Route Sub - Objects—Used extremely rarely. This option is only used when importing Leads via a CSV spreadsheet list, and the upload includes a separate list of Tasks or Events.
Round Robin — This is an override function that tells the rule to ignore the skill proficiencies, and hand out Leads in a round-robin format instead. Round robin rules track exactly how many Leads each user receives, and evenly redistributes them as new Leads come on.
Route to Available — Rarely used option. This typically works in conjunction with the Route Sub-Objects option. This option checks a user’s calendar before events are routed with the lead, to ensure that event activities don’t get double-booked.

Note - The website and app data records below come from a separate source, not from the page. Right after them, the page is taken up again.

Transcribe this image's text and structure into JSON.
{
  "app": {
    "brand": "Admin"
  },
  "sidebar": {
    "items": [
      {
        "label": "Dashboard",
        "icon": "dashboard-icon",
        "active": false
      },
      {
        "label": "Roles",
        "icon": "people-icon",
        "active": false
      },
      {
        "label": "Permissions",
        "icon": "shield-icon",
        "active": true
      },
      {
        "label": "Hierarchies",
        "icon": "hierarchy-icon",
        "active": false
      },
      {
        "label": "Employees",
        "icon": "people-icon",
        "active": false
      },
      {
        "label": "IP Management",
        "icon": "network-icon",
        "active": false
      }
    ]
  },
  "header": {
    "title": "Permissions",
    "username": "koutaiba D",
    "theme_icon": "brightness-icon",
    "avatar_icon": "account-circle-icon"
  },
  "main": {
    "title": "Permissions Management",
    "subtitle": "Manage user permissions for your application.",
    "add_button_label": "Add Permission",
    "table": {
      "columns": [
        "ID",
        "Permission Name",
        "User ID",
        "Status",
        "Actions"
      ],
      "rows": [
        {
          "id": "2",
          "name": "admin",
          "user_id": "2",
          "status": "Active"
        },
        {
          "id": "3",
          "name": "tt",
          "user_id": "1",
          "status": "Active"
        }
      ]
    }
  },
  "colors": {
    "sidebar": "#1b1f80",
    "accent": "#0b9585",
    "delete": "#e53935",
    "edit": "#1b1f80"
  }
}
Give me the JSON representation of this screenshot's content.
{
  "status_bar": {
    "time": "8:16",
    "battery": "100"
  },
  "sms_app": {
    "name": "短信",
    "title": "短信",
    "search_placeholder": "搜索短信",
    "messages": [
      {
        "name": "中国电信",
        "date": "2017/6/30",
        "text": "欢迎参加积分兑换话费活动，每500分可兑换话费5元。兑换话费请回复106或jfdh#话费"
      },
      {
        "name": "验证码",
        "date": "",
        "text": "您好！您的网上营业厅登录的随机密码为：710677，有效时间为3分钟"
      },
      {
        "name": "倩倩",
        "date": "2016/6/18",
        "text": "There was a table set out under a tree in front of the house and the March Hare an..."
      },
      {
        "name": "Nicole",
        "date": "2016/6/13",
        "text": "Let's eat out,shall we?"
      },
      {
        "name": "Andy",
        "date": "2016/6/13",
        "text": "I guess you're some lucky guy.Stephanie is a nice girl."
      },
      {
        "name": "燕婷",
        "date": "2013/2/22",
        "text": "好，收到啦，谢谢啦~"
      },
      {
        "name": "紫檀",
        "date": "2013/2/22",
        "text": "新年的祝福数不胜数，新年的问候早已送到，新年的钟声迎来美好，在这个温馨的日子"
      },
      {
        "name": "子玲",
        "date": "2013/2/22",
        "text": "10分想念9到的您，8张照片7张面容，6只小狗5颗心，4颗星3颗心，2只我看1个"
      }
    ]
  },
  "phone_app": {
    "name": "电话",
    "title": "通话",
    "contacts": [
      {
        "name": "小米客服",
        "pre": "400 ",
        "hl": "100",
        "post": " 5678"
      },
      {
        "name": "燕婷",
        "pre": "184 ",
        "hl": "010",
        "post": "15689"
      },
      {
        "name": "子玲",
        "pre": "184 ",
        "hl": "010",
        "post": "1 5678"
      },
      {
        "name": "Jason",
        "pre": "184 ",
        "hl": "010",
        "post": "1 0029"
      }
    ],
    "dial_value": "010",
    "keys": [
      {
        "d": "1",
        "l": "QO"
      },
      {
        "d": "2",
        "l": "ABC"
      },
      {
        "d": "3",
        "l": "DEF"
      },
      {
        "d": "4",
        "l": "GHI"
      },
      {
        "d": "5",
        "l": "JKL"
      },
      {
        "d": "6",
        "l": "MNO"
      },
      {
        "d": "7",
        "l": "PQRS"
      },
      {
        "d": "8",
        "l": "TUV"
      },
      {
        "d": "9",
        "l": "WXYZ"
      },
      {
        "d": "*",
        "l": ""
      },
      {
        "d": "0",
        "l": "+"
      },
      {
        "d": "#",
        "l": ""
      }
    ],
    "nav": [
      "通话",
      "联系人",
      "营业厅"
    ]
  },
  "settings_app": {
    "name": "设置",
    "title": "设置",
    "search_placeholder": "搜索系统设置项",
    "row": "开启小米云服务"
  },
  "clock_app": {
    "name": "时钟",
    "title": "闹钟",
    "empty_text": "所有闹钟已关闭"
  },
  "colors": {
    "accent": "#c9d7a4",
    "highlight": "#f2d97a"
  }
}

Quota Interval — Works in conjunction with the rule quota system. Controls the time frame for the hard “cap” on the number of leads the agents can receive.
If you decide to use quotas, you'll need to set the various options in the Quota section. Start by adding the employees with a quota as shown.
The number specified in the quota column correlates to the Quote Interval setting in the rule. For example, if Dwight has a quota of 15 Leads for this rule, and the interval is set to Daily, fter Dwight receives 15 Leads each day, the Lead Routing system will stop sending him new records.
If all agents assigned to a routing rule hit their quota, the system sends any remaining Leads to the default employee specified in the rule.
Routing rules can be applied when uploading a list of leads via spreadsheet, or using a Web form integration, by specifying the routing rule ID in the integration mapping.
When uploading a CSV list of Leads, Step 4 of the process gives you the option to apply a Lead routing rule.
Remember that routing rules only trigger off specific skill proficiencies. If some of the Leads in your CSV don’t meet the criteria of the skill set, then they will be routed to the rule’s specified default owner.
If a routing rule doesn't seem to work when uploading a CSV list, it's usually because the skills have not been set up properly, and/or the Lead list doesn’t include the field on which the skill is based.
Routing Rules for Real-Time Web Leads
To route Leads using one of your Web Post Integrations, set a static variable in the mapping. You'll need the routing rule's system ID number. This is viewable from within the Lead Routing Manager, just to the right of the rule.
Whatever number is shown there, put it into the field mapping of your Web Post Integration, and any Leads that come in will automatically have the Routing Rule applied.